County: Gloucestershire

District: Stroud (District Authority)

Parish: Minchinhampton

National Grid Reference: ST 87519 99522


Legacy Record - This information may be included in the List Entry Details.

Reasons for Designation

Bowl barrows, the most numerous form of round barrow, are funerary monuments dating from the Late Neolithic period to the Late Bronze Age, with most examples belonging to the period 2400-1500 BC. They were constructed as earthen or rubble mounds, sometimes ditched, which covered single or multiple burials. They occur either in isolation or grouped as cemeteries and often acted as a focus for burials in later periods. Often superficially similar, although differing widely in size, they exhibit regional variations in form and a diversity of burial practices. There are over 10,000 surviving bowl barrows recorded nationally (many more have already been destroyed), occurring across most of lowland Britain. Often occupying prominent locations, they are a major historic element in the modern landscape and their considerable variation of form and longevity as a monument type provide important information on the diversity of beliefs and social organisations amongst early prehistoric communities. They are particularly representative of their period and a substantial proportion of surviving examples are considered worthy of protection.

The bowl barrow in Gatcombe Wood survives well and is known to contain archaeological and environmental evidence relating to the monument and the landscape in which it was constructed. The monument represents one of a dispersed group of similar monuments known in the area.


Legacy Record - This information may be included in the List Entry Details.


The monument includes a bowl barrow situated just below the crest of a hill in Gatcombe Wood, in an area of the Cotswold Hills. The barrow has a mound composed of small stones. It has a maximum diameter of 12.5m and a maximum height of 1m. There is no sign of a quarry ditch at the site, despite favourable conditions for its survival. Near to the centre of the top of the mound is a depression which is now leaf filled, but which has dimensions of 2m by 1m. This is likely to represent an excavation hollow created when the barrow was partially excavated by G E Playne prior to 1880. The remains of the cremation of a child were recovered and there were traces of charcoal on the contemporary ground surface; these are likely to have related to a funerary pyre. Two stone blocks which are situated on the mound are likely to relate to the burial chamber of the barrow and may have been disturbed during the excavations.

MAP EXTRACT The site of the monument is shown on the attached map extract. It includes a 2 metre boundary around the archaeological features, considered to be essential for the monument's support and preservation.


The contents of this record have been generated from a legacy data system.

Legacy System number: 22886

Legacy System: RSM
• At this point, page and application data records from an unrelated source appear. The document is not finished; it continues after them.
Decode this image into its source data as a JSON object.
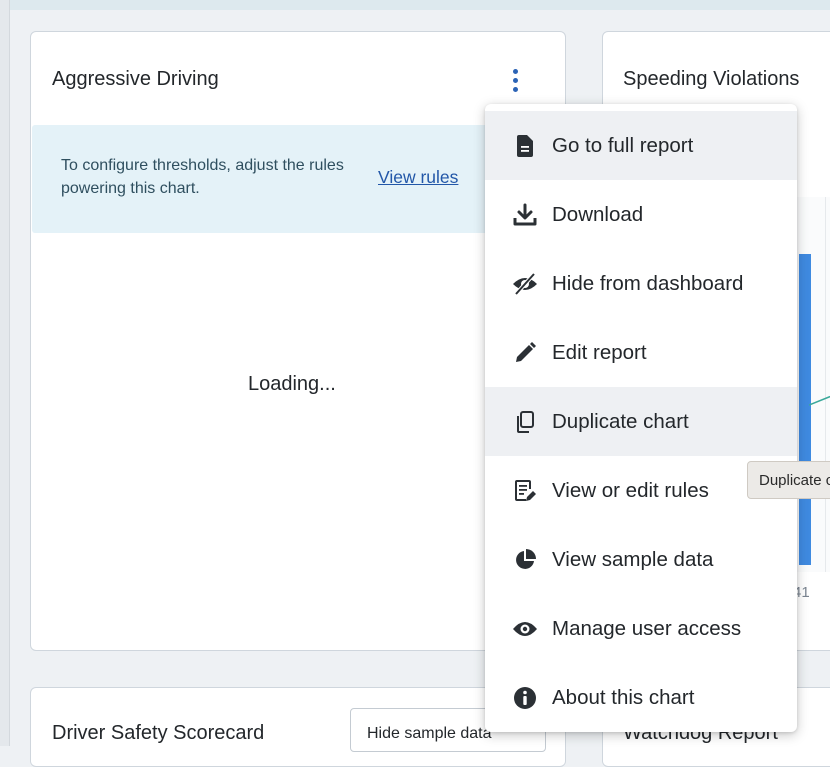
{
  "cards": {
    "aggressive": {
      "title": "Aggressive Driving",
      "banner_text": "To configure thresholds, adjust the rules powering this chart.",
      "banner_link": "View rules",
      "loading_text": "Loading..."
    },
    "speeding": {
      "title": "Speeding Violations",
      "axis_tick": "41"
    },
    "scorecard": {
      "title": "Driver Safety Scorecard",
      "sample_button": "Hide sample data"
    },
    "watchdog": {
      "title": "Watchdog Report"
    }
  },
  "menu": {
    "items": [
      {
        "label": "Go to full report",
        "icon": "document-icon"
      },
      {
        "label": "Download",
        "icon": "download-icon"
      },
      {
        "label": "Hide from dashboard",
        "icon": "eye-off-icon"
      },
      {
        "label": "Edit report",
        "icon": "pencil-icon"
      },
      {
        "label": "Duplicate chart",
        "icon": "copy-icon"
      },
      {
        "label": "View or edit rules",
        "icon": "rules-icon"
      },
      {
        "label": "View sample data",
        "icon": "pie-chart-icon"
      },
      {
        "label": "Manage user access",
        "icon": "eye-icon"
      },
      {
        "label": "About this chart",
        "icon": "info-icon"
      }
    ]
  },
  "tooltip": {
    "text": "Duplicate chart"
  },
  "colors": {
    "accent": "#2b63b5",
    "banner_bg": "#e4f2f8",
    "bar": "#3f8ae0"
  }
}
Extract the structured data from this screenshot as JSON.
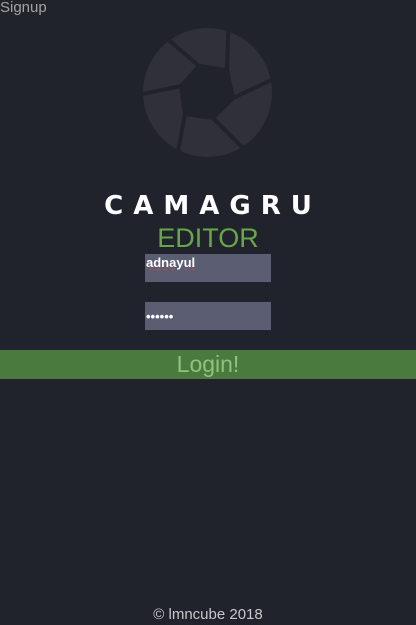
{
  "nav": {
    "signup_label": "Signup"
  },
  "brand": {
    "title": "CAMAGRU",
    "subtitle": "EDITOR",
    "logo_icon": "camera-aperture-icon"
  },
  "form": {
    "username_value": "adnayul",
    "password_value": "••••••",
    "login_label": "Login!"
  },
  "footer": {
    "text": "© lmncube 2018"
  },
  "colors": {
    "background": "#20232c",
    "accent_green": "#68a749",
    "button_green": "#4a7a3e",
    "input_bg": "#5b5e73",
    "logo": "#2f3039"
  }
}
Books and journals
O`Neil, H E, Grinsell, L V, 'Proc of the Bristol and Gloucestershire Arch Soc' in Gloucestershire Barrows, (1960), 124
O`Neil, H E, Grinsell, L V, 'Proc of the Bristol and Gloucestershire Arch Soc' in Gloucestershire Barrows, (1960), 124
Excavation conducted before 1880,

End of official listing